Food co-ops became popular in the 1930s, another response to big supermarket chains, which sometimes sold products that were of questionable quality and engaged in misleading advertising. As members-owned grocery stores, writes Deutsch, these co-ops were considered "a more democratic version of mass retailing." While getting her master's degree at New York University, Deutsch started her research with the Hyde Park Co-Op, then located at its 55th Street and South Lake Park Avenue location, mainly because she was familiar with it.
"I did shop there pretty often" as a College student, she says, even though she couldn't always afford it. It was also a longstanding co-op, and, when she was doing research, its members "were very generous and gave me access" to all kinds of records. In Deutsch's experience, co-ops were more open with their records than large chains. "Businesses tend not to be historically minded in the way that historians are," she points out. Adding to the problem was that many the stores she researched for her book—like National Tea Company, started in Chicago in 1899—"had gone out of business, so their records had been sent off to whatever corporations had bought these stores, and they weren't a priority for that company."

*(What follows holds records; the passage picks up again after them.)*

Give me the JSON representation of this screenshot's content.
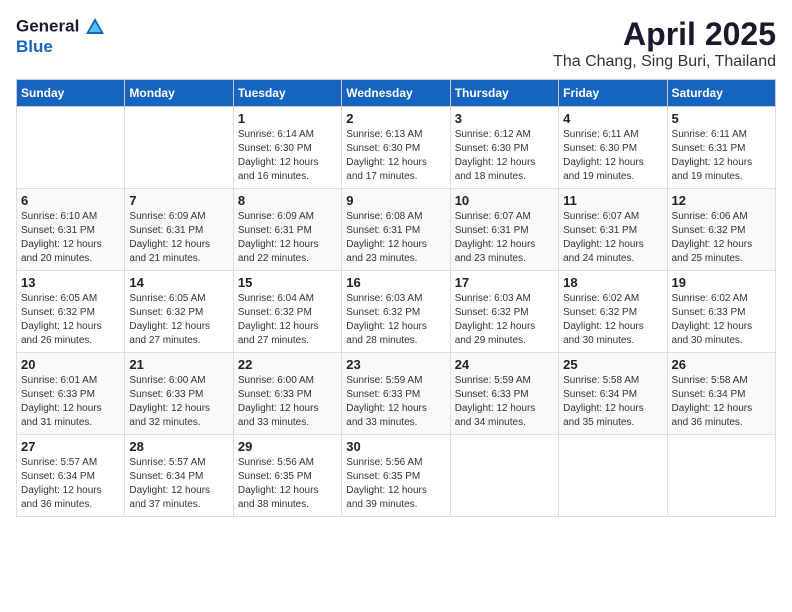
{
  "logo": {
    "text_general": "General",
    "text_blue": "Blue"
  },
  "header": {
    "month_title": "April 2025",
    "location": "Tha Chang, Sing Buri, Thailand"
  },
  "days_of_week": [
    "Sunday",
    "Monday",
    "Tuesday",
    "Wednesday",
    "Thursday",
    "Friday",
    "Saturday"
  ],
  "weeks": [
    [
      {
        "day": "",
        "sunrise": "",
        "sunset": "",
        "daylight": ""
      },
      {
        "day": "",
        "sunrise": "",
        "sunset": "",
        "daylight": ""
      },
      {
        "day": "1",
        "sunrise": "Sunrise: 6:14 AM",
        "sunset": "Sunset: 6:30 PM",
        "daylight": "Daylight: 12 hours and 16 minutes."
      },
      {
        "day": "2",
        "sunrise": "Sunrise: 6:13 AM",
        "sunset": "Sunset: 6:30 PM",
        "daylight": "Daylight: 12 hours and 17 minutes."
      },
      {
        "day": "3",
        "sunrise": "Sunrise: 6:12 AM",
        "sunset": "Sunset: 6:30 PM",
        "daylight": "Daylight: 12 hours and 18 minutes."
      },
      {
        "day": "4",
        "sunrise": "Sunrise: 6:11 AM",
        "sunset": "Sunset: 6:30 PM",
        "daylight": "Daylight: 12 hours and 19 minutes."
      },
      {
        "day": "5",
        "sunrise": "Sunrise: 6:11 AM",
        "sunset": "Sunset: 6:31 PM",
        "daylight": "Daylight: 12 hours and 19 minutes."
      }
    ],
    [
      {
        "day": "6",
        "sunrise": "Sunrise: 6:10 AM",
        "sunset": "Sunset: 6:31 PM",
        "daylight": "Daylight: 12 hours and 20 minutes."
      },
      {
        "day": "7",
        "sunrise": "Sunrise: 6:09 AM",
        "sunset": "Sunset: 6:31 PM",
        "daylight": "Daylight: 12 hours and 21 minutes."
      },
      {
        "day": "8",
        "sunrise": "Sunrise: 6:09 AM",
        "sunset": "Sunset: 6:31 PM",
        "daylight": "Daylight: 12 hours and 22 minutes."
      },
      {
        "day": "9",
        "sunrise": "Sunrise: 6:08 AM",
        "sunset": "Sunset: 6:31 PM",
        "daylight": "Daylight: 12 hours and 23 minutes."
      },
      {
        "day": "10",
        "sunrise": "Sunrise: 6:07 AM",
        "sunset": "Sunset: 6:31 PM",
        "daylight": "Daylight: 12 hours and 23 minutes."
      },
      {
        "day": "11",
        "sunrise": "Sunrise: 6:07 AM",
        "sunset": "Sunset: 6:31 PM",
        "daylight": "Daylight: 12 hours and 24 minutes."
      },
      {
        "day": "12",
        "sunrise": "Sunrise: 6:06 AM",
        "sunset": "Sunset: 6:32 PM",
        "daylight": "Daylight: 12 hours and 25 minutes."
      }
    ],
    [
      {
        "day": "13",
        "sunrise": "Sunrise: 6:05 AM",
        "sunset": "Sunset: 6:32 PM",
        "daylight": "Daylight: 12 hours and 26 minutes."
      },
      {
        "day": "14",
        "sunrise": "Sunrise: 6:05 AM",
        "sunset": "Sunset: 6:32 PM",
        "daylight": "Daylight: 12 hours and 27 minutes."
      },
      {
        "day": "15",
        "sunrise": "Sunrise: 6:04 AM",
        "sunset": "Sunset: 6:32 PM",
        "daylight": "Daylight: 12 hours and 27 minutes."
      },
      {
        "day": "16",
        "sunrise": "Sunrise: 6:03 AM",
        "sunset": "Sunset: 6:32 PM",
        "daylight": "Daylight: 12 hours and 28 minutes."
      },
      {
        "day": "17",
        "sunrise": "Sunrise: 6:03 AM",
        "sunset": "Sunset: 6:32 PM",
        "daylight": "Daylight: 12 hours and 29 minutes."
      },
      {
        "day": "18",
        "sunrise": "Sunrise: 6:02 AM",
        "sunset": "Sunset: 6:32 PM",
        "daylight": "Daylight: 12 hours and 30 minutes."
      },
      {
        "day": "19",
        "sunrise": "Sunrise: 6:02 AM",
        "sunset": "Sunset: 6:33 PM",
        "daylight": "Daylight: 12 hours and 30 minutes."
      }
    ],
    [
      {
        "day": "20",
        "sunrise": "Sunrise: 6:01 AM",
        "sunset": "Sunset: 6:33 PM",
        "daylight": "Daylight: 12 hours and 31 minutes."
      },
      {
        "day": "21",
        "sunrise": "Sunrise: 6:00 AM",
        "sunset": "Sunset: 6:33 PM",
        "daylight": "Daylight: 12 hours and 32 minutes."
      },
      {
        "day": "22",
        "sunrise": "Sunrise: 6:00 AM",
        "sunset": "Sunset: 6:33 PM",
        "daylight": "Daylight: 12 hours and 33 minutes."
      },
      {
        "day": "23",
        "sunrise": "Sunrise: 5:59 AM",
        "sunset": "Sunset: 6:33 PM",
        "daylight": "Daylight: 12 hours and 33 minutes."
      },
      {
        "day": "24",
        "sunrise": "Sunrise: 5:59 AM",
        "sunset": "Sunset: 6:33 PM",
        "daylight": "Daylight: 12 hours and 34 minutes."
      },
      {
        "day": "25",
        "sunrise": "Sunrise: 5:58 AM",
        "sunset": "Sunset: 6:34 PM",
        "daylight": "Daylight: 12 hours and 35 minutes."
      },
      {
        "day": "26",
        "sunrise": "Sunrise: 5:58 AM",
        "sunset": "Sunset: 6:34 PM",
        "daylight": "Daylight: 12 hours and 36 minutes."
      }
    ],
    [
      {
        "day": "27",
        "sunrise": "Sunrise: 5:57 AM",
        "sunset": "Sunset: 6:34 PM",
        "daylight": "Daylight: 12 hours and 36 minutes."
      },
      {
        "day": "28",
        "sunrise": "Sunrise: 5:57 AM",
        "sunset": "Sunset: 6:34 PM",
        "daylight": "Daylight: 12 hours and 37 minutes."
      },
      {
        "day": "29",
        "sunrise": "Sunrise: 5:56 AM",
        "sunset": "Sunset: 6:35 PM",
        "daylight": "Daylight: 12 hours and 38 minutes."
      },
      {
        "day": "30",
        "sunrise": "Sunrise: 5:56 AM",
        "sunset": "Sunset: 6:35 PM",
        "daylight": "Daylight: 12 hours and 39 minutes."
      },
      {
        "day": "",
        "sunrise": "",
        "sunset": "",
        "daylight": ""
      },
      {
        "day": "",
        "sunrise": "",
        "sunset": "",
        "daylight": ""
      },
      {
        "day": "",
        "sunrise": "",
        "sunset": "",
        "daylight": ""
      }
    ]
  ]
}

The records of the Hyde Park Co-Op—which opened in 1932 and closed in 2008—now reside at the Chicago History Museum and in the University of Chicago's Special Collections Research Center. It's not the only store of its kind to have failed, but many have failed recently. "I think that it is a marker of an increased move toward private ownership," says Deutsch. "But I also think that it represents what has been a long-term problem for consumer co-ops, which is having enough capital for expansion." The issue, she says, was not so much that people weren't shopping there, but that, when the Hyde Park Co-Op expanded in the late 1990s and early 2000s, opening a 47th Street location, it no longer had enough capital to support both stores. A lack of capital has long "been a problem for co-ops," she says. "That was a problem for co-ops in the '30s."
Because many supermarkets didn't open stores in poor neighborhoods—and those that did open there quickly left after the 1968 riots following Martin Luther King Jr.'s assassination—those areas in Chicago are at a greater disadvantage now, Deutsch says, because they lack access to fresh food. In the early 20th century poor neighborhoods now classified as "food deserts," places that include much of the South Side, were "teeming with food." Peddlers walked down the street daily with wagons full of fresh fruits and vegetables. There were also small stores that stayed open late and sold on credit, to accommodate people with different schedules and economic situations.
Regardless of class, many shoppers now, as then, piece together their food from different sources. "Food shopping isn't something you do once a week and you're done," she says—a reality unchanged by the dominant model of one-stop shopping for large quantities of goods (exemplified by supermarkets). It just doesn't work like that: "You get paid, so you can do a bigger shopping trip that day, but then you run out of stuff during the week and you don't have time to go somewhere else." Or you need something when the stores are closed, or you forgot an ingredient so you need to go to the nearest convenience store to pick it up. As Deutsch argues in her conclusion, food shopping is still hard work.